Senior Chinese officials, according to the report, acknowledged that torture was a serious problem but were unable to take measures to stop it.
“Those Chinese officials’ comments are, at best, misleading” says Falun Dafa Information Spokesman Erping Zhang. “The widespread torture and killing of Falun Gong practitioners isn’t the product of poorly educated policemen or corrupt officials in a few cities. It’s a state policy ordered by former Chinese leader Jiang Zemin and a small circle of his supporters.”
Similarly, the DOS report questions whether the Chinese Government learned a lesson from SARS or merely continued to put on a show. While some praised the Chinese Government for admitting its mistake covering up SARS and finding several people to hold responsible, the DOS report points out that, even long after apologizing, the government continued to place sanctions on publications that reported freely on SARS

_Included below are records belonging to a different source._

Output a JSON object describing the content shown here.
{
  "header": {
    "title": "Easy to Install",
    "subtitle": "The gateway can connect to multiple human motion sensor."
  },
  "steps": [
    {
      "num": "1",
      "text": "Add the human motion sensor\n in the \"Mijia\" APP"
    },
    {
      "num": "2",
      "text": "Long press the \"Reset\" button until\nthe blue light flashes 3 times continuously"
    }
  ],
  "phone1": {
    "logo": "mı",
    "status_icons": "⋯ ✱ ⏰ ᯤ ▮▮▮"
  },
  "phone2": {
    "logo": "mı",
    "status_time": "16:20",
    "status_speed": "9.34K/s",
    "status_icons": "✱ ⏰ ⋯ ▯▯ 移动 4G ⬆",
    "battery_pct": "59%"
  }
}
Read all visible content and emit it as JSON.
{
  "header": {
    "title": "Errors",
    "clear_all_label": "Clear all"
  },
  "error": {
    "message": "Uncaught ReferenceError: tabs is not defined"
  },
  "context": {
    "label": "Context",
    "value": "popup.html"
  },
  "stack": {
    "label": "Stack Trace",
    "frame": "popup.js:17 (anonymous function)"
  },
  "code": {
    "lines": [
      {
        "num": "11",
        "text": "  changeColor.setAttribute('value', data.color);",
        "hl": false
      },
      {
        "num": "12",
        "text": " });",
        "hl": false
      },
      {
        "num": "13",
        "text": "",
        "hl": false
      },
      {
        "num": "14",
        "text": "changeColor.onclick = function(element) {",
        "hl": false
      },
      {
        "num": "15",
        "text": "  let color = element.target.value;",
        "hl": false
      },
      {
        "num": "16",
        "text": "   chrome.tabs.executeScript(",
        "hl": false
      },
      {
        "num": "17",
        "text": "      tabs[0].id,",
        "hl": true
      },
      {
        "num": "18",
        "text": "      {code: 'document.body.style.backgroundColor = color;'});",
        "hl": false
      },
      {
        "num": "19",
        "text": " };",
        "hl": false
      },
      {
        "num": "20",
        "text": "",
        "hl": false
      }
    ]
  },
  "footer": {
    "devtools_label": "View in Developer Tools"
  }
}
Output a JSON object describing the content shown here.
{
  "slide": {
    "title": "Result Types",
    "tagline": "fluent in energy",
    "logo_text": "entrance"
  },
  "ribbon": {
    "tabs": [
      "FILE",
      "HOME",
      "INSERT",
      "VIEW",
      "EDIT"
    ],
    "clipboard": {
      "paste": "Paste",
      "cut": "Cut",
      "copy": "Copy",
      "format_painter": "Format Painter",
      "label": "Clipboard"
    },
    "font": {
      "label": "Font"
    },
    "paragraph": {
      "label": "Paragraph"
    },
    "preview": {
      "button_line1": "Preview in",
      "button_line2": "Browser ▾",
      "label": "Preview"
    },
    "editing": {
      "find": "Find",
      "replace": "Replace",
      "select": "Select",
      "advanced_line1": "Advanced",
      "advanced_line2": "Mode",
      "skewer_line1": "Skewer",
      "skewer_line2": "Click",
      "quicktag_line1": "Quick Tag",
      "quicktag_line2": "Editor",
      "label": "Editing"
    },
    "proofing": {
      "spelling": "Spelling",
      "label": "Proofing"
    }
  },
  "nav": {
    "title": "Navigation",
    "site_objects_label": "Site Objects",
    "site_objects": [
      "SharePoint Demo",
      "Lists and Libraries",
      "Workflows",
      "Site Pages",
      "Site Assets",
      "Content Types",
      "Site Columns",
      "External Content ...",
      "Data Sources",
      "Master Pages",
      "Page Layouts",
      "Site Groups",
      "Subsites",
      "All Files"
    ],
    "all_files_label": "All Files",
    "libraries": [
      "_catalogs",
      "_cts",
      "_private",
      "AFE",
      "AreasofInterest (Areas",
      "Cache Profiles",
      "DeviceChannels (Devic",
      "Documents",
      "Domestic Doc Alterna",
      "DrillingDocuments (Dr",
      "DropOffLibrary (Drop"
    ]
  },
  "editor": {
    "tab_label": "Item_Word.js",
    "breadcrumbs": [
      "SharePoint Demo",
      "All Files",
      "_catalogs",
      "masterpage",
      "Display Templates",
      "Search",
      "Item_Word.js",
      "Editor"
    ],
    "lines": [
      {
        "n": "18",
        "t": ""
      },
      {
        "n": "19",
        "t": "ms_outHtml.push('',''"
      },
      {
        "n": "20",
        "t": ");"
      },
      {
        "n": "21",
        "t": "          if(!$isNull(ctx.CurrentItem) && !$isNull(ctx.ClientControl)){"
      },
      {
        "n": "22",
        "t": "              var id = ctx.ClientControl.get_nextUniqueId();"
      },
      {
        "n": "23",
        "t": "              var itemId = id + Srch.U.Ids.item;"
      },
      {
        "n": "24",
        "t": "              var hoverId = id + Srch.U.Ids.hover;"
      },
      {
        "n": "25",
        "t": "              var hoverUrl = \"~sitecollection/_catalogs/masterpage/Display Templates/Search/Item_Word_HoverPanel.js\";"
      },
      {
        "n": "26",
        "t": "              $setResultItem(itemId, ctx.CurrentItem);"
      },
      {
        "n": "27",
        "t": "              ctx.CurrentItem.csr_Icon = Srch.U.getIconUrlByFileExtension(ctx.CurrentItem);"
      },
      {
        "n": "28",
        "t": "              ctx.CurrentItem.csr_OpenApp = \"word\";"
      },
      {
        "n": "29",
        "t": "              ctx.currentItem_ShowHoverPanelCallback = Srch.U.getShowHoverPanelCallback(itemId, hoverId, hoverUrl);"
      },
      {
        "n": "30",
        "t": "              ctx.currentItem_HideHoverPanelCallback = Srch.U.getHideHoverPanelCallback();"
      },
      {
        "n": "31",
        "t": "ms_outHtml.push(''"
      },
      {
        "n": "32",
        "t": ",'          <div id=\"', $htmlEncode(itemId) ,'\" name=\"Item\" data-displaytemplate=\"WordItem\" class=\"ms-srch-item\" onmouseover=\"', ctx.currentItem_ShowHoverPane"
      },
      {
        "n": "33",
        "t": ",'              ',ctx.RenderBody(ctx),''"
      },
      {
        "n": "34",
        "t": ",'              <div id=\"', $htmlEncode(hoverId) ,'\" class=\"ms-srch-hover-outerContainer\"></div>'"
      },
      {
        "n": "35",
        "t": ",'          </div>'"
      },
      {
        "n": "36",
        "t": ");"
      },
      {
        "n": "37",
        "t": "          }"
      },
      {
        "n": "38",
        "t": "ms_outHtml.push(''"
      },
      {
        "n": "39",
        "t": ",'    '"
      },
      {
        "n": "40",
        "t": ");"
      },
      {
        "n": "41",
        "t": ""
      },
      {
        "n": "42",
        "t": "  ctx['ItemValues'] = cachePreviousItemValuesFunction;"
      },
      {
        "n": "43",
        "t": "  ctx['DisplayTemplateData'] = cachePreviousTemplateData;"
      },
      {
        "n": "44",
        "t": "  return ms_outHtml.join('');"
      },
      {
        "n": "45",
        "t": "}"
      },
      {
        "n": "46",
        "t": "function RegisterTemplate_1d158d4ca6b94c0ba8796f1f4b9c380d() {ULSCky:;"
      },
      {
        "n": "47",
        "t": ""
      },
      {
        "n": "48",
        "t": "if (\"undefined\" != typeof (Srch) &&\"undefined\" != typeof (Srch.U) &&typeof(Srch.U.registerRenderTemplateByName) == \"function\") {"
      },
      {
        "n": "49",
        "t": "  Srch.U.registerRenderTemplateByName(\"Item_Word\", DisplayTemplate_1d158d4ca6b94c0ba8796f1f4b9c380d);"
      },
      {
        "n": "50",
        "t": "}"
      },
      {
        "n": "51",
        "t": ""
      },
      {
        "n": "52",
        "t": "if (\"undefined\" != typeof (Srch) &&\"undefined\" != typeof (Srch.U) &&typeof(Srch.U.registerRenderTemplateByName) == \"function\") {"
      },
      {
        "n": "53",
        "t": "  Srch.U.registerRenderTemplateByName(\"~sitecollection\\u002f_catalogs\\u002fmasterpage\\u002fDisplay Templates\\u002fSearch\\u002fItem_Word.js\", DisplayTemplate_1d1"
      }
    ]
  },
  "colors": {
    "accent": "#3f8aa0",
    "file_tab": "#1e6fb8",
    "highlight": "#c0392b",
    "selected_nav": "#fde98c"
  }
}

Moreover, the Chinese Government used the opportunity SARS created to arrest hundreds of Falun Gong practitioners and to embark on a new media campaign against Falun Gong.
On paper, China’s Constitution guarantees its citizens freedom of belief, assembly, press and speech. Yet, the DOS report concludes that “the Government tightly restricted these rights in practice.”
While being detained in China, U.S. Citizen Albert Roman was more bluntly told by a Chinese policeman: “We don’t follow the constitution.”
Officially, the Chinese Government denies detaining political prisoners. But according to a human rights organization cited by the DOS there were more political prisoners in China in 2003 than at any time during the previous decade.
In spite of its claims for improvements in its human rights record, as expressed in a press conference protesting the DOS’s submission, the Chinese Government continues to forbid both domestic and foreign NGOs from monitoring its human rights conditions first-hand. It did promise to allow the U.N. Special Rapporteur for Torture to visit China. But the visit never materialized since the Chinese Government refused to allow the international representative to visit any facilities without prior notice.
The Chinese Government has also moved to restrict Internet usage with what is believed to be the largest Internet police force in the world. The Government has also announced plans to control instant text messaging systems.
Information from international media has also been blocked from entering the People’s Republic. According to the report, radio signals broadcasting Voice of America, Radio Free Asia, and BBC continue to be jammed by the Chinese Government.
The Committee to Protect Journalists declared China the “world’s leading jailer of journalists,” and the DOS stated that reporters inside China are severely restricted in their coverage of Falun Gong or other sensitive topics. Meanwhile, “The Government continued an intense propaganda campaign against the Falun Gong.”